As a librarian I am constantly asked, do you think libraries are endangered? Do you think books will soon disappear? Do you think your future job will be anything like the job you started in? All legitimate questions I suppose (but barely), but I think that they are also very short-sighted. My frustration is the all-or-nothing hysteria with which such issues are approached, which is perhaps a particularly American trait. Either we will have libraries or we won’t have libraries! Either we will read paper books or they will no longer exist! Either we need librarians or we only need technology! Either the world is ending or it is perfect! Augh!!
I am thankful that answers in life are almost never that clear cut. I think that if more of us could become more comfortable with the in-between and the ambiguity, life might even become a bit easier.
This is why some of the above- and under-ground activism that seems to be picking up, or at least being increasingly picked up in the media, in support of books and libraries is truly inspiring and exciting. Those involved are generally not luddites and are not otherwise refusing technological innovation. Most probably have a blog or twitter account or Facebook page or are otherwise active in social media. They are not all or nothing but they do understand how and why people might still be looking for the right book at the right moment.

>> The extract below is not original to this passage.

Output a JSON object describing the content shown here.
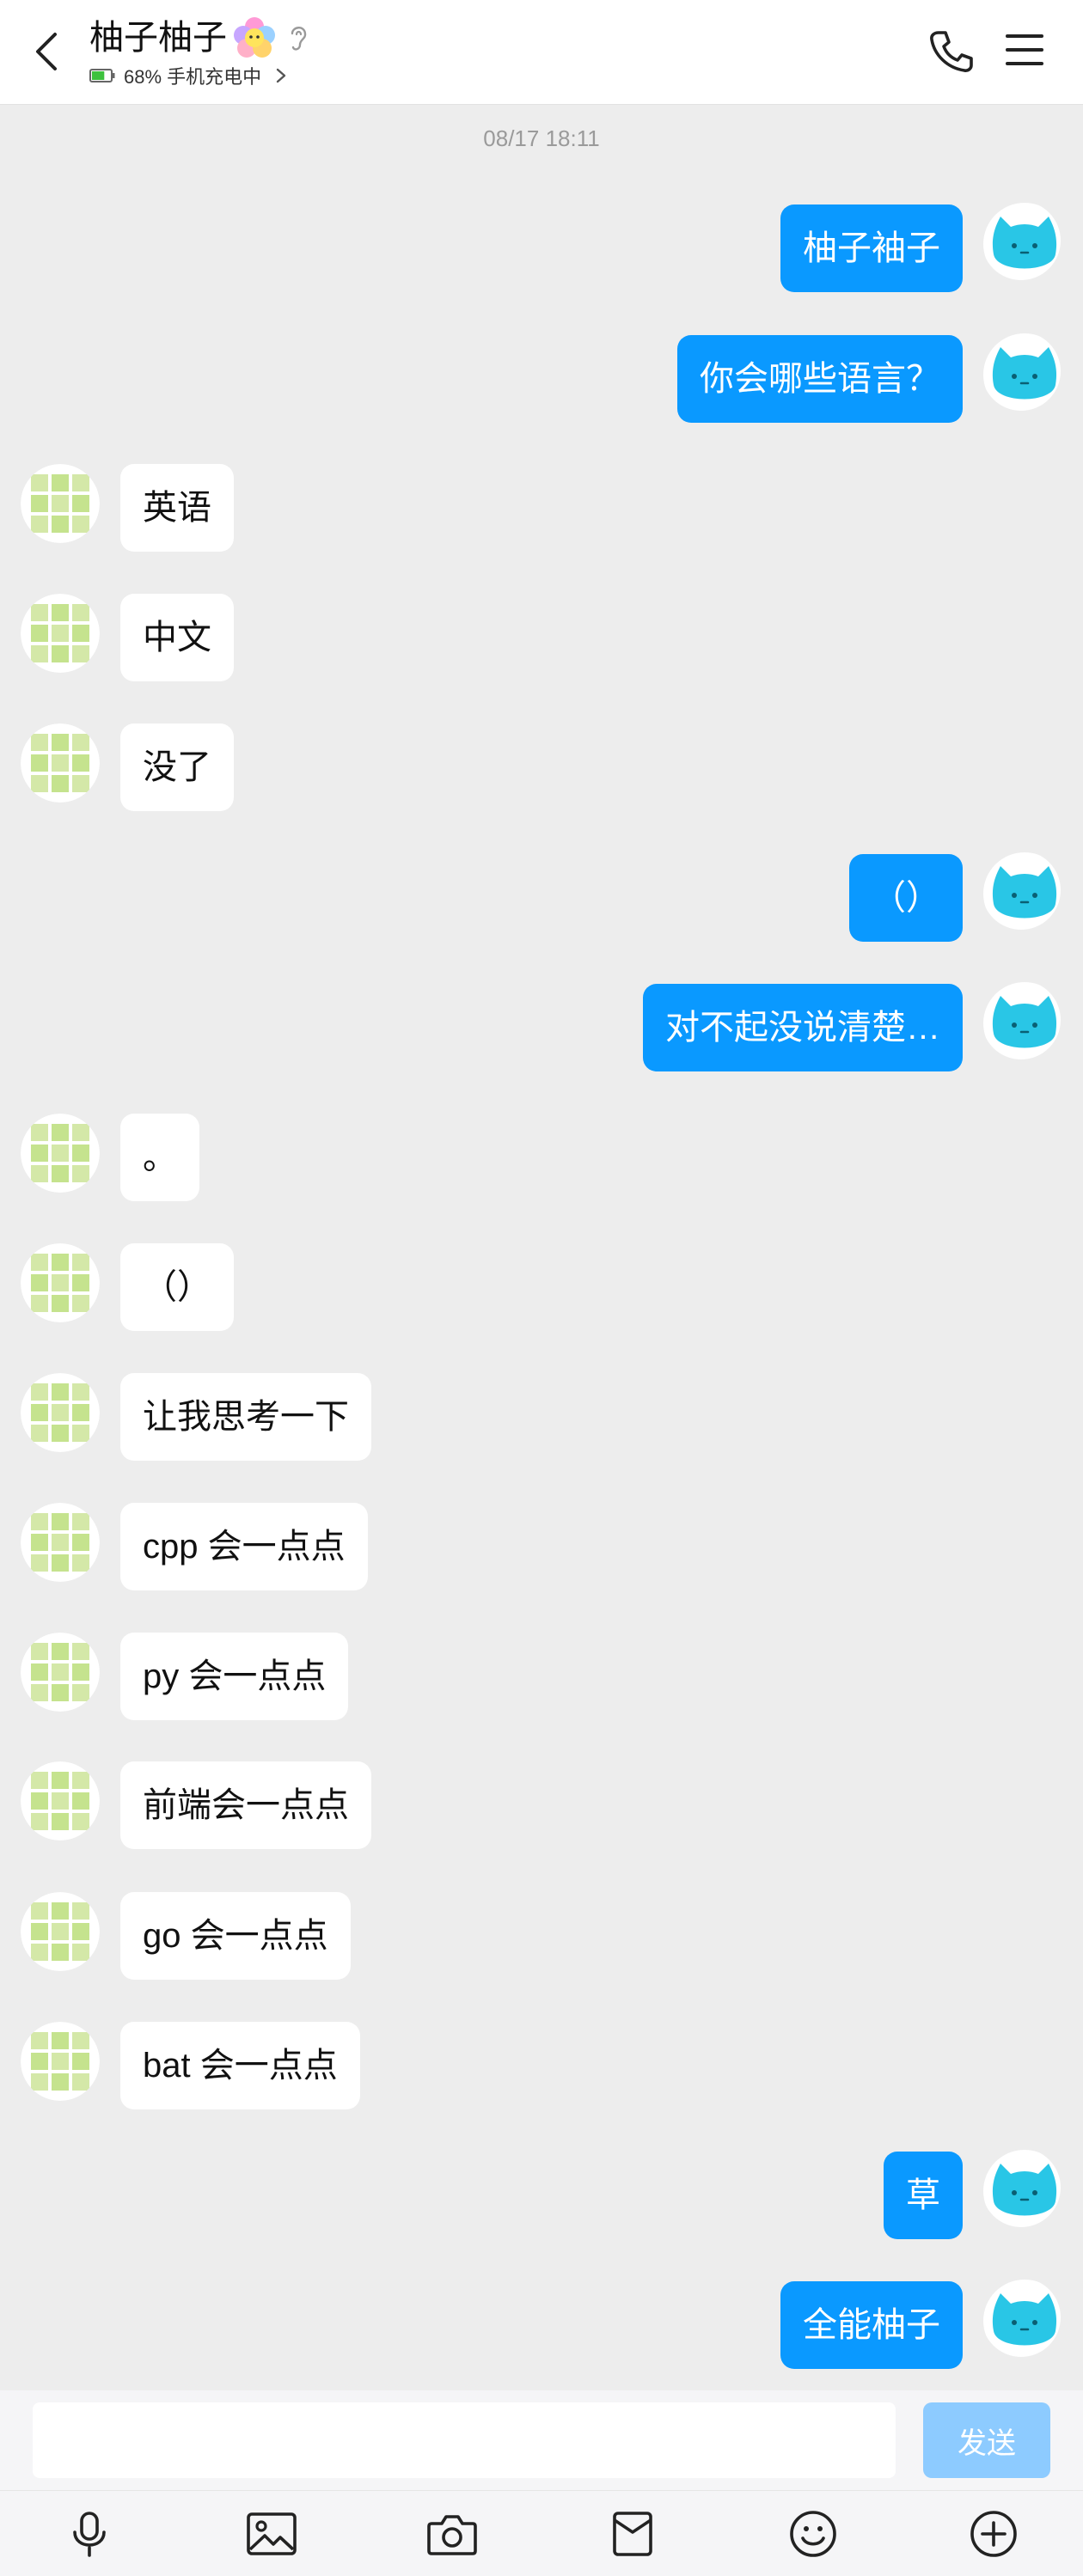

Having recently left New York, I can’t help but wonder if I might have gotten involved in the Occupy Wall Street Library. Or if anyone I know is spending time there. Many people ask, what is the point of such protests? They won’t change anything in the long run. Maybe that’s true. But I think that any small steps taken toward encouraging questioning, pushing, debating, arguing, creating, expanding, what people are thinking and doing a bit further and a bit wider, are unquestionably worthwhile.
The problem arises when people think of libraries as ONLY places where you can borrow books. Very few libraries are only that any more, if they ever even were in the first place. And when people think of librarians as ONLY people who check out the books to you and tell you where the bathroom is. Librarians have ALWAYS been much more than that.